HTML 5 introduces a whole set of new elements that make it much easier to structure pages. Today HTML pages include a variety of common structures, such as headers, footers, content, right & left blocks. Currently, there is no way in HTML 4 to mark up these elements in a semantic fashion as HTML 4 offers no footer or header elements of its own. During the nineties web designers where using frames to separate page on common structures, with each being a separate html page. With the boom of dynamic web sites this was no longer efficient and developers moved to tables, dividing pages into columns and rows each serving as structure. But as web pages and applications became more complex, usage of tables for structuring pages started to show its flaws. Therefore in early 2000's developers moved to mark up using div elements, giving each a descriptive id or class and then using CSS to style them. Today this practice is mostly used.

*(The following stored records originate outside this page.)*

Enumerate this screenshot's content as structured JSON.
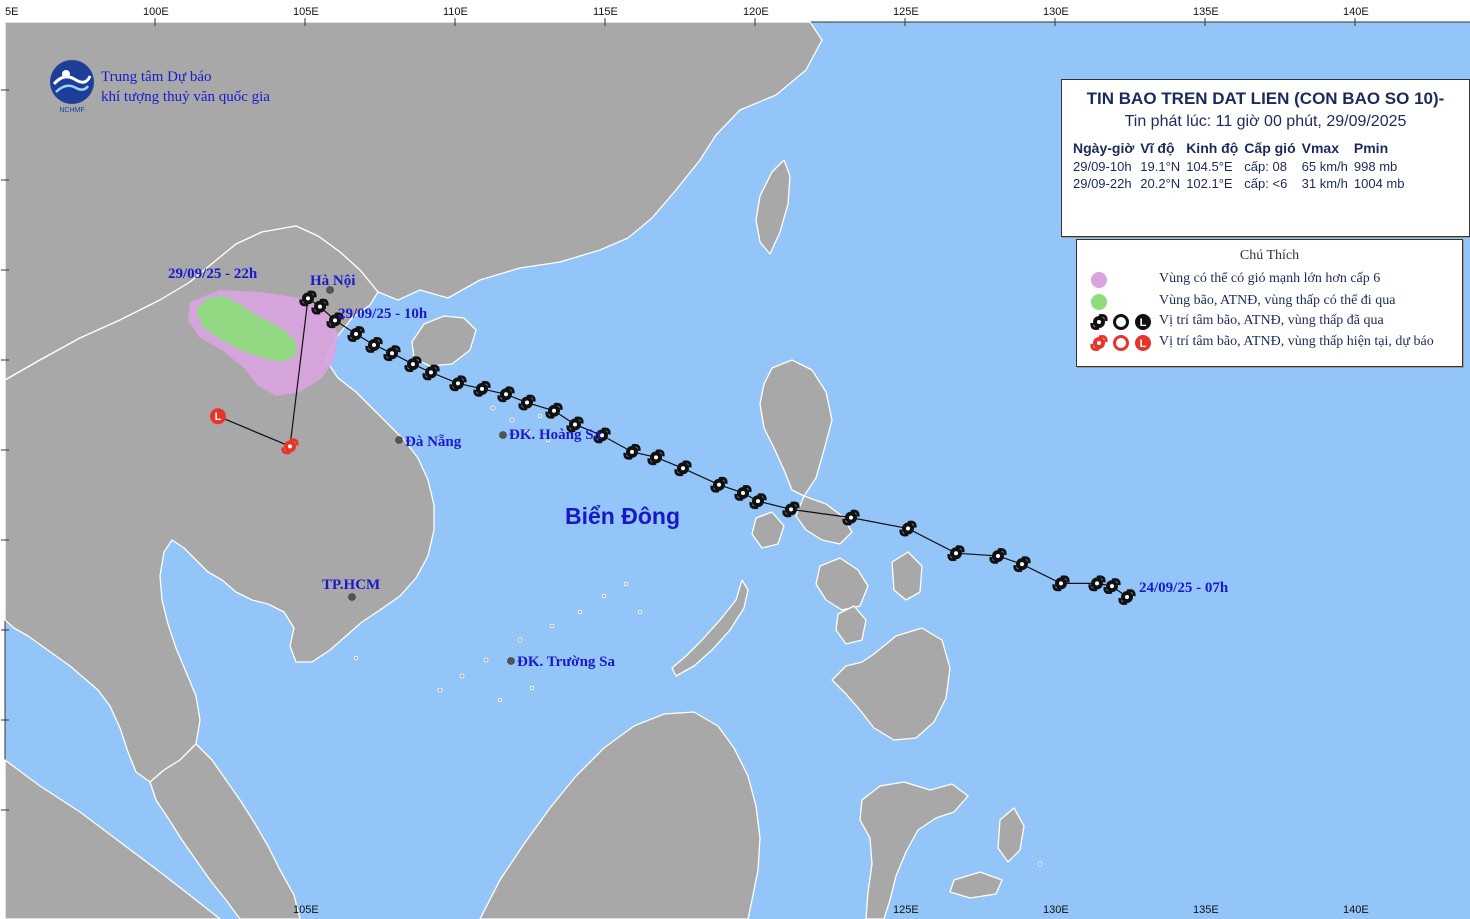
{
  "agency": {
    "line1": "Trung tâm Dự báo",
    "line2": "khí tượng thuỷ văn quốc gia",
    "logo_text": "NCHMF"
  },
  "axis": {
    "lon_top": [
      "5E",
      "100E",
      "105E",
      "110E",
      "115E",
      "120E",
      "125E",
      "130E",
      "135E",
      "140E"
    ],
    "lon_bottom": [
      "105E",
      "125E",
      "130E",
      "135E",
      "140E"
    ]
  },
  "info": {
    "title": "TIN BAO TREN DAT LIEN (CON BAO SO 10)-",
    "issued": "Tin phát lúc: 11 giờ 00 phút, 29/09/2025",
    "headers": [
      "Ngày-giờ",
      "Vĩ độ",
      "Kinh độ",
      "Cấp gió",
      "Vmax",
      "Pmin"
    ],
    "rows": [
      [
        "29/09-10h",
        "19.1°N",
        "104.5°E",
        "cấp: 08",
        "65 km/h",
        "998 mb"
      ],
      [
        "29/09-22h",
        "20.2°N",
        "102.1°E",
        "cấp: <6",
        "31 km/h",
        "1004 mb"
      ]
    ]
  },
  "legend": {
    "title": "Chú Thích",
    "items": [
      {
        "text": "Vùng có thể có gió mạnh lớn hơn cấp 6",
        "color": "#d9a3e0"
      },
      {
        "text": "Vùng bão, ATNĐ, vùng thấp có thể đi qua",
        "color": "#8fdc7e"
      },
      {
        "text": "Vị trí tâm bão, ATNĐ, vùng thấp đã qua",
        "color": "#111111"
      },
      {
        "text": "Vị trí tâm bão, ATNĐ, vùng thấp hiện tại, dự báo",
        "color": "#e8352a"
      }
    ]
  },
  "labels": {
    "forecast_time": "29/09/25 - 22h",
    "current_time": "29/09/25 - 10h",
    "start_time": "24/09/25 - 07h",
    "hanoi": "Hà Nội",
    "danang": "Đà Nẵng",
    "hoangsa": "ĐK. Hoàng Sa",
    "hcm": "TP.HCM",
    "truongsa": "ĐK. Trường Sa",
    "sea": "Biển Đông"
  },
  "colors": {
    "ocean": "#94c5f8",
    "land": "#a8a8a8",
    "track": "#111111",
    "current": "#e8352a",
    "wind_zone": "#d9a3e0",
    "storm_zone": "#8fdc7e",
    "label_blue": "#1a1acc"
  },
  "storm": {
    "past_track": [
      {
        "lon": 132.4,
        "lat": 13.6
      },
      {
        "lon": 131.9,
        "lat": 14.0
      },
      {
        "lon": 131.4,
        "lat": 14.1
      },
      {
        "lon": 130.2,
        "lat": 14.1
      },
      {
        "lon": 128.9,
        "lat": 14.8
      },
      {
        "lon": 128.1,
        "lat": 15.1
      },
      {
        "lon": 126.7,
        "lat": 15.2
      },
      {
        "lon": 125.1,
        "lat": 16.1
      },
      {
        "lon": 123.2,
        "lat": 16.5
      },
      {
        "lon": 121.2,
        "lat": 16.8
      },
      {
        "lon": 120.1,
        "lat": 17.1
      },
      {
        "lon": 119.6,
        "lat": 17.4
      },
      {
        "lon": 118.8,
        "lat": 17.7
      },
      {
        "lon": 117.6,
        "lat": 18.3
      },
      {
        "lon": 116.7,
        "lat": 18.7
      },
      {
        "lon": 115.9,
        "lat": 18.9
      },
      {
        "lon": 114.9,
        "lat": 19.5
      },
      {
        "lon": 114.0,
        "lat": 19.9
      },
      {
        "lon": 113.3,
        "lat": 20.4
      },
      {
        "lon": 112.4,
        "lat": 20.7
      },
      {
        "lon": 111.7,
        "lat": 21.0
      },
      {
        "lon": 110.9,
        "lat": 21.2
      },
      {
        "lon": 110.1,
        "lat": 21.4
      },
      {
        "lon": 109.2,
        "lat": 21.8
      },
      {
        "lon": 108.6,
        "lat": 22.1
      },
      {
        "lon": 107.9,
        "lat": 22.5
      },
      {
        "lon": 107.3,
        "lat": 22.8
      },
      {
        "lon": 106.7,
        "lat": 23.2
      },
      {
        "lon": 106.0,
        "lat": 23.7
      },
      {
        "lon": 105.5,
        "lat": 24.2
      },
      {
        "lon": 105.1,
        "lat": 24.5
      }
    ],
    "current": {
      "lon": 104.5,
      "lat": 19.1
    },
    "forecast": {
      "lon": 102.1,
      "lat": 20.2
    }
  }
}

Even with well-formed HTML pages it's harder to understand their code or to process them than it should be because of the lack of structure. You have to figure out where the section breaks by analyzing header levels. This is no longer an issue with HTML 5 as it introduces new elements for representing each of these different sections
Header tags can be used for main banners at the top of your web site. A page can contain more than one header, for example each article can have its own header.

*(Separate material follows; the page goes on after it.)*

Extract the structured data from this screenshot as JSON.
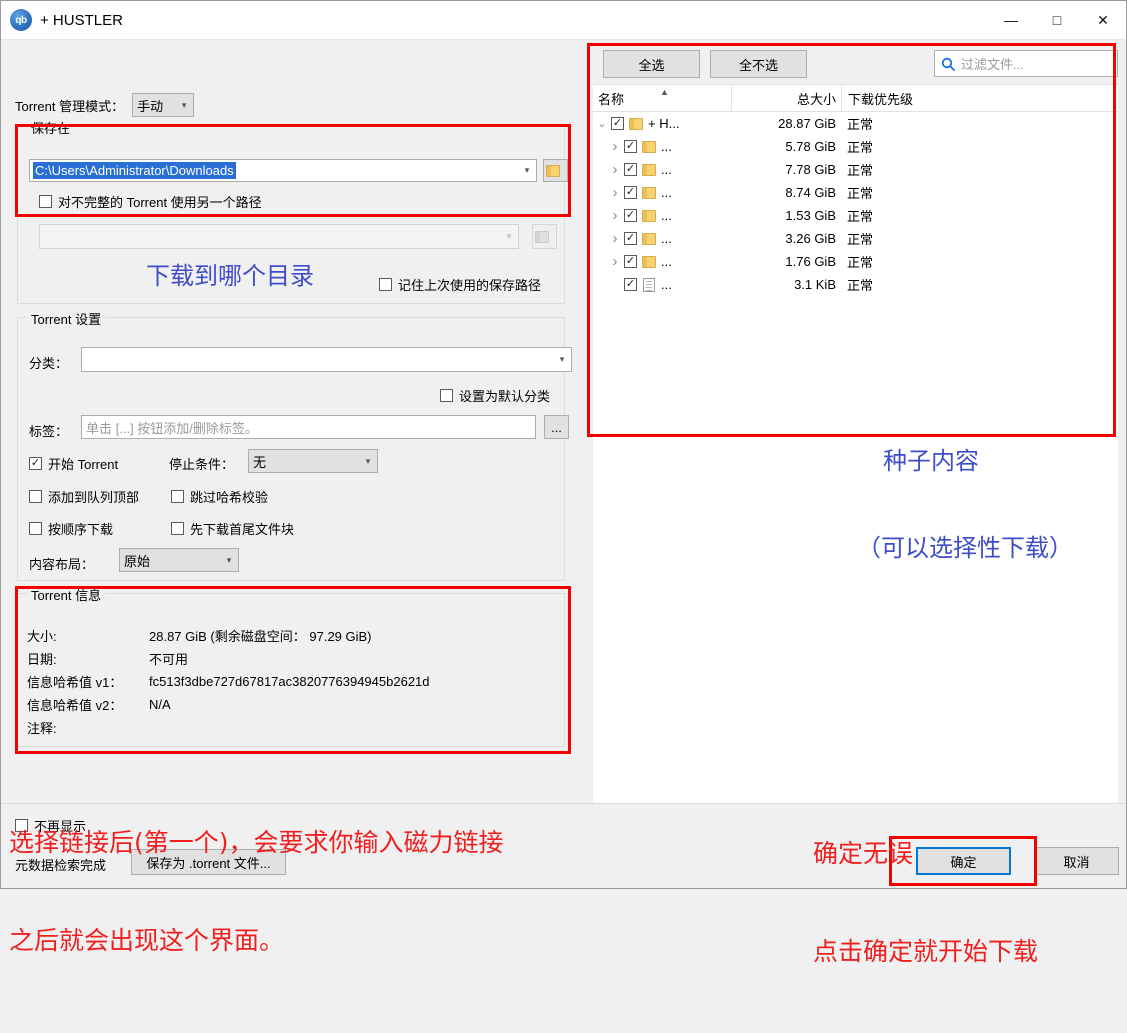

The page footer is where the fine print goes; the signature in an e-mail message or copyright at the end of the page. Like a header the footer element can also appear multiple times per page.
Nav tags are used to indicate navigation areas. There can be more than one nav element in a page. Only sections that consist of blocks whose primary purpose is navigation around the site are appropriate to use nav element. Navigation is marked up as an unordered list of links or, in the case of breadcrumb trails, an ordered list.

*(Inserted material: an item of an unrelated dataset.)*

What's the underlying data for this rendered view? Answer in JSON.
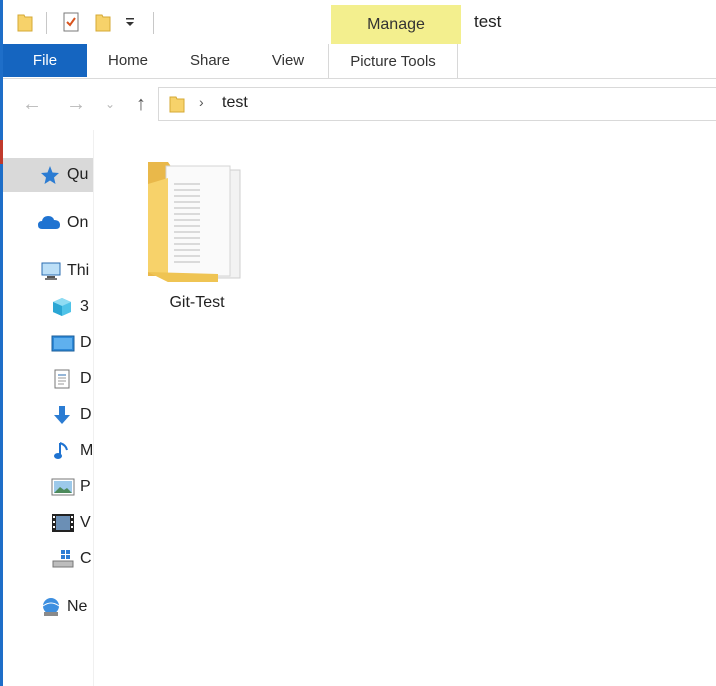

Article tags are used to define main content on a page. An example would be an entry in a blog or a magazine article.
Aside tags are to be used for marking up sidebars. Sidebar is content that is related to the content around it.
Section tags are used to divide the page if there are no other appropriate structural tags above. It's more than just another kind of div, it imposes a hierarchy upon the content. In a pure HTML 5 world, you would only use h1, and the outlining algorithm would work out the heading level from its context within the pages sections.
For example <section><h1> is a heading 1 and <section><section><h1> becomes a heading 2, and so on.
In this way, we can have more than six levels of headings. However, it's best to continue to use h1-h6 for now, with sections. Browsers have yet to catch up to the new outlining algorithm.
As we see on above picture, pages become more hierarchical and easier to debug.
Video and Audio
In recent years, we have seen a video and audio boom on the web. With sites like YouTube, MySpace, and dozens of others that are making it easy for anyone to publish video and audio. However, since HTML currently lacks the necessary means to successfully embed and control multimedia itself, we are seeing a variety of proprietary media. YouTube uses Flash, Microsoft uses Windows Media, and Apple uses QuickTime. Web authors are interested in providing their own custom-designed user interfaces for media players, which generally allow users to play, pause, stop, seek, and adjust volume. However it is impossible to do it with HTML 4 and CSS, rather one would need to be expert in Flash. This is no longer the case with HTML 5. It provides DOM APIs for scripts to control the playback and CSS to style the user interface. It also defines Ogg Theora the open source codec as the standard for web embedded video.
With the new <video> tag it is as easy to embed video on a web page as just passing source file to video tag:
<video src="example.ogv" width="320" height="240">
<a href="example.ogv">Download movie</a>
Inside the video tag we can insert any html code. This is for backward compatibility with older browsers.
The video tag also has some new attributes:
Autoplay - automatically start playing the video on page load.
Poster - display image before user clicks the play button.
For authors who want a little more control over the user interface so that they can make it fit the overall design of the web page, the extensive API provides several methods and events to let scripts control the playback of the media.
View HTML 5 video example.
It is just as simple to embed audio into a page using the audio element. Most of the attributes are common between the video and audio elements, although for obvious reasons, the audio element lacks the width, height, and poster attributes.
Source tag is to be used for other multimedia types as well as for audio and video with non Ogg Theora codec.
Most of the major browsers include 2D canvas context capabilities - Opera, Firefox, and Safari. In addition, there are experimental builds of Opera that include support for a 3D canvas context, and an add-on that allows 3D canvas support in Firefox.
View canvas examples.